In years past, Patek produced hand wound movements in both a 12 ligne (approximately 27 millimeter) form, and a 10 ligne (approximately 22 millimeter) form. Today, only the later is available from Patek. The caliber 215 is 21.50 millimeters in diameter and 2.55 millimeters thick. The train runs in 18 jewels.

The caliber 215 is the most recent in a line of illustrious Patek Philippe 10 ligne movements. These include the calibers 10-105, 10-200, 10-110, and 23-300, all inarguably among the finest hand wound movements ever produced. On close examination it becomes obvious that the caliber 215 is a worthy heir to this tradition. It is a movement rooted, not in the mechanical revival and display-back pandemonium of the 1990′s, but in a long Patek Philippe tradition of impeccable craft. With a few very tiny exceptions, the caliber 215 is difficult to fault. Careful craft is evident in every detail of the movement, both functional and aesthetic, whether visible to the casual owner or not. 
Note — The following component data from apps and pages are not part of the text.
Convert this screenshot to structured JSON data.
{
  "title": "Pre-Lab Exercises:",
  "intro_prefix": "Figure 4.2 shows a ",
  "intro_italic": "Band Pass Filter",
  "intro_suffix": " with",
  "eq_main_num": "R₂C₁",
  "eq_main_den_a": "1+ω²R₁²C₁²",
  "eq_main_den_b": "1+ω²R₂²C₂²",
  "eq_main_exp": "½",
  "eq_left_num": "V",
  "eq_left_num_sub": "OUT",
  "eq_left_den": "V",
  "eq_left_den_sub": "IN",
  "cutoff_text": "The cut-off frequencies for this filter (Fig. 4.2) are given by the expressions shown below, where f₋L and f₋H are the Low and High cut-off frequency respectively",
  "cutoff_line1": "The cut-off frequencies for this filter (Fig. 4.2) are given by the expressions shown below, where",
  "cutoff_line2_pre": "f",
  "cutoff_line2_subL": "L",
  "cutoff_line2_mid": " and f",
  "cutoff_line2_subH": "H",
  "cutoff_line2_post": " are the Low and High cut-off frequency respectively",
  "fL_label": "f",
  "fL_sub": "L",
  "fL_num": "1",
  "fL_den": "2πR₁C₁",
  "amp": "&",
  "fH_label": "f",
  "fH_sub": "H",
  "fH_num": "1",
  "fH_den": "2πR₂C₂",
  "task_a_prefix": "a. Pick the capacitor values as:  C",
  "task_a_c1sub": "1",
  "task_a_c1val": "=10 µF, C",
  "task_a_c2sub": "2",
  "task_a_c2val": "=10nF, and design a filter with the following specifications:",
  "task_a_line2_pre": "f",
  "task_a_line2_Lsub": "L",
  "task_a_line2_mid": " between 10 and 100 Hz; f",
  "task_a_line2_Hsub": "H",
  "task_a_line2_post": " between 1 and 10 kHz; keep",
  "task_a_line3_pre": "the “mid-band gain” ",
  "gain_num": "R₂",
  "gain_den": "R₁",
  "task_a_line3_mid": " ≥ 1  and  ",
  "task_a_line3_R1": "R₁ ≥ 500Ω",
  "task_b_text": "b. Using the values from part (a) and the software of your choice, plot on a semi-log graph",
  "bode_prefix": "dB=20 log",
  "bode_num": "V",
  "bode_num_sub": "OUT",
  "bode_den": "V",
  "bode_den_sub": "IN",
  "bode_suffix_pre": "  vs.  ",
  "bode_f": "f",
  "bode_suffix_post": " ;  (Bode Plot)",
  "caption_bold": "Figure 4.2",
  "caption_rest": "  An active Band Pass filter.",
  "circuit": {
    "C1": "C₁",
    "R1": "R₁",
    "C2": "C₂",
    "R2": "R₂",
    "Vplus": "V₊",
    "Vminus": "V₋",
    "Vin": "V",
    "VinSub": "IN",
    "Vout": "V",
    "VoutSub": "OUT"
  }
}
In the caliber 215 that I examined, every pivot, pinion, and wheel showed perfect polish. Tooth and leaf form was perfect throughout the train. 







































The caliber 215 has the distinction of being the first and only Gyromax-equipped movement to run at 28,800 beats per hour. While it looks merely excellent on a timer, in daily use it is a movement that shows remarkable stability of rate over extended periods.















During disassembly, the 215 reveals one delight after another. Shown right is the barrel bridge with crown and ratchet wheels removed. Note the replaceable bronze bushing (arrow) for the crown wheel.







































Anglage (angling of plate and bridge edges) is partially functional. It eliminates sharp corners that would otherwise be damaged during service. It thus reduces the amount of debris that can fall into the movement and disturb function. But, as with the handling of edges of fine furniture, anglage is also an important measure of the craft that has gone into the movement. In the caliber 215, the handwork in the anglage is quite evident.  Note (left) the different handling of two corners on two separate bridges.















 

 

 

An even edge on a curved portion of a bridge is among the most demanding to produce well. At right we see the tip of the escape bridge on the 215. Note also the cap jewel on the upper  escape wheel pivot, the eighteenth jewel in the train.

 

 


 

 

 

The caliber 215 uses a single bridge for the fourth and escape wheels (right). A deviation from previous Pateks (which used separate bridges), this construction may have been chosen to reduce cost. It is a functional design, if not quite as elegant as previous construction.
















































Throughout the movement, the treatment of edges is carried out with an eye to craft and a taste for caprice.  As one example (left), note the elegant flourish on the main plate next to the fabricated click spring. While serving no functional purpose, such details are the very essence of craft, and give the 215 a beauty seen in the production of only one or two other contemporary movement manufacturers. 















While the caliber 215 may be Patek Philippe’s idea of bread and butter, it is not easily encompassed by the average grocery budget. But, for those who value mechanical craft and who wish to own a piece of truly great Swiss watch production, the 215 might be more within reach than many imagine. For example, many simple Calatravas can be had for the cost of a modest desktop computer and one middling chronograph; two middling chronographs; or 215 pounds of veal, an endive salad, and a few good bottles of Burgundy. It all depends on what’s worth what to whom. For some lovers of watch craft, a 215 might be well worth some serious dieting. It is, after all, a tiny piece of true excellence. And refrigeration is completely optional.













 
© 2012 Bourne In Time Inc.